:: Source data

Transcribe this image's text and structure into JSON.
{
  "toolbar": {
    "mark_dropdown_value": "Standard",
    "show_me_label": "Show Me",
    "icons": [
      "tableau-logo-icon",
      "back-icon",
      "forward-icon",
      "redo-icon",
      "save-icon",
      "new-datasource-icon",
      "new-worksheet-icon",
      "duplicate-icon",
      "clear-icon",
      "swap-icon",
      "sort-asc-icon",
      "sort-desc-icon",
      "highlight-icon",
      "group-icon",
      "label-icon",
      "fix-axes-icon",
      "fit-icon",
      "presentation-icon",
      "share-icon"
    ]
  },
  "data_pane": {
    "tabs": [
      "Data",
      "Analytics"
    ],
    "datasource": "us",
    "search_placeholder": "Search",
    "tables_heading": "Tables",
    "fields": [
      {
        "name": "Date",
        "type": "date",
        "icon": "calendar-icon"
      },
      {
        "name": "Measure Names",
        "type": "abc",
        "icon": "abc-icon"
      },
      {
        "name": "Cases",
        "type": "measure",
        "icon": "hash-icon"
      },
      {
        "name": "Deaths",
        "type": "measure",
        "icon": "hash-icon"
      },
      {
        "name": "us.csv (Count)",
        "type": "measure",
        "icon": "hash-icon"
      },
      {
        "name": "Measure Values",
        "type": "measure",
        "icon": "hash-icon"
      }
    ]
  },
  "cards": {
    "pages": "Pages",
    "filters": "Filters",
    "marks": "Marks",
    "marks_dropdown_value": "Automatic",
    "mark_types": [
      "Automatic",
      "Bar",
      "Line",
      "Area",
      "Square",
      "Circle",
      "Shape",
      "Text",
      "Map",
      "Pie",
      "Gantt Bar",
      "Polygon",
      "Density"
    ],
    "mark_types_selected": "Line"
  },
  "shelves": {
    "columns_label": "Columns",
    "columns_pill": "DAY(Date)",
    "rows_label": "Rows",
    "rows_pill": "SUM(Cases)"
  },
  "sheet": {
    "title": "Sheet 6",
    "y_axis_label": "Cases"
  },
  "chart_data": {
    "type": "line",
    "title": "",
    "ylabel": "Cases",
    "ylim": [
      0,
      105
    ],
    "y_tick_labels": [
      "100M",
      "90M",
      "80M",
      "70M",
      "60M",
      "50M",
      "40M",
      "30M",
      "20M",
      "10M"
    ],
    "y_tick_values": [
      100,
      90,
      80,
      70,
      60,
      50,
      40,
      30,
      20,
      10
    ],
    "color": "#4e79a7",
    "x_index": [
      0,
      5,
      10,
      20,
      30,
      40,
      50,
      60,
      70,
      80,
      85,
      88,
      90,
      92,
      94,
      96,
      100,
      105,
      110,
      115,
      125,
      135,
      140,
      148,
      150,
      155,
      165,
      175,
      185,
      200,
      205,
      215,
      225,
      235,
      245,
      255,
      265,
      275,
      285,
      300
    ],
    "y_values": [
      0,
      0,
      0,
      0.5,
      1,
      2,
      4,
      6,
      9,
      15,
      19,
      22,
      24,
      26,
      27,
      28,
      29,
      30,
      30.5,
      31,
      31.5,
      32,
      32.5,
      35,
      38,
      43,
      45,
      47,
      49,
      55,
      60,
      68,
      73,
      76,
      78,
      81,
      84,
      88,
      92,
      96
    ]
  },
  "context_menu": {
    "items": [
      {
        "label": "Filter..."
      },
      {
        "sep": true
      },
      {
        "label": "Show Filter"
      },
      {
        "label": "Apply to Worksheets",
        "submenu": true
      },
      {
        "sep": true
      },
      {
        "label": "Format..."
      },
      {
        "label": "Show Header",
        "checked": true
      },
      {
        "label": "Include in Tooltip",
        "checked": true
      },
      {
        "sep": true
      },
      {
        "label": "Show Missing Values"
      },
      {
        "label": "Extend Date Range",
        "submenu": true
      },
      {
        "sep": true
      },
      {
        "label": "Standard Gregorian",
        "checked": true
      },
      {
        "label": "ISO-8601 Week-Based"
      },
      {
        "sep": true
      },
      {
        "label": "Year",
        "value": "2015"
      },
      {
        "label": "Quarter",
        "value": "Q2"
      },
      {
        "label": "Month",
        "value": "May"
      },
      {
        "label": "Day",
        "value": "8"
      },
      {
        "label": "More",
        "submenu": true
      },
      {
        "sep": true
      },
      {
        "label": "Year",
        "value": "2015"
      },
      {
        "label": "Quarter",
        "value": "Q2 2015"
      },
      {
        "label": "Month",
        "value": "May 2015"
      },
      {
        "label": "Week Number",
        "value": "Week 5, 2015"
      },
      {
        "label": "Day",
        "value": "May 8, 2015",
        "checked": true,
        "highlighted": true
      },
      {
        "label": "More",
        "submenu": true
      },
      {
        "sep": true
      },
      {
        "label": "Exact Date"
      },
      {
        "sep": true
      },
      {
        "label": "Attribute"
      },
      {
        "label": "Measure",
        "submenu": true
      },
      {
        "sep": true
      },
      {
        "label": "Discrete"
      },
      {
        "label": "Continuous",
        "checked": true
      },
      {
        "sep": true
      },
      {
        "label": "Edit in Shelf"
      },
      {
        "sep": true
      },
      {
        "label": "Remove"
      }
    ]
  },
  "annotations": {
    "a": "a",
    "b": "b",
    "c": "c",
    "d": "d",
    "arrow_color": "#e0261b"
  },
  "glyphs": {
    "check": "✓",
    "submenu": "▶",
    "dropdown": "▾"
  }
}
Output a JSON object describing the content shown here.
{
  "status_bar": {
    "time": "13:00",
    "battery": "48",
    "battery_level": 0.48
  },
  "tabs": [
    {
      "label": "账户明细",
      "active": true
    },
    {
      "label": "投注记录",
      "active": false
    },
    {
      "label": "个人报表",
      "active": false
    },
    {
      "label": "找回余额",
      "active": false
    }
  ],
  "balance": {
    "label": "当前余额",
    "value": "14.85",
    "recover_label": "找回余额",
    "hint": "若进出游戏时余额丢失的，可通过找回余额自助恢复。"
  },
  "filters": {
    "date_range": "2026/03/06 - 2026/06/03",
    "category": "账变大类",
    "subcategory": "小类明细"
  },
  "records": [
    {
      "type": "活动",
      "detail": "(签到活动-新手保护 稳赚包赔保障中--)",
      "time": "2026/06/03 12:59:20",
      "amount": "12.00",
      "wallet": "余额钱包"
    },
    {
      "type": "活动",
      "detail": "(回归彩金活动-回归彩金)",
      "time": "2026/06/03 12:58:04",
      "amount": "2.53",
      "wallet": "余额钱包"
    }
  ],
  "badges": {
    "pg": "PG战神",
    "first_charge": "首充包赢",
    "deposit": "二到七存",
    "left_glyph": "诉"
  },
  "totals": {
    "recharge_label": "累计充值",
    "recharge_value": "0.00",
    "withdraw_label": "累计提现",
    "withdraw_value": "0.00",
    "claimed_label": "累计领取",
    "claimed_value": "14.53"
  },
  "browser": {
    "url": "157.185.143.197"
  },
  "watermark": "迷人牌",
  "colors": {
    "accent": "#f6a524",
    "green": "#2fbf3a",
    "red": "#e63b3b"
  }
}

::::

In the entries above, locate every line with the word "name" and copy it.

        "name": "Date",
        "name": "Measure Names",
        "name": "Cases",
        "name": "Deaths",
        "name": "us.csv (Count)",
        "name": "Measure Values",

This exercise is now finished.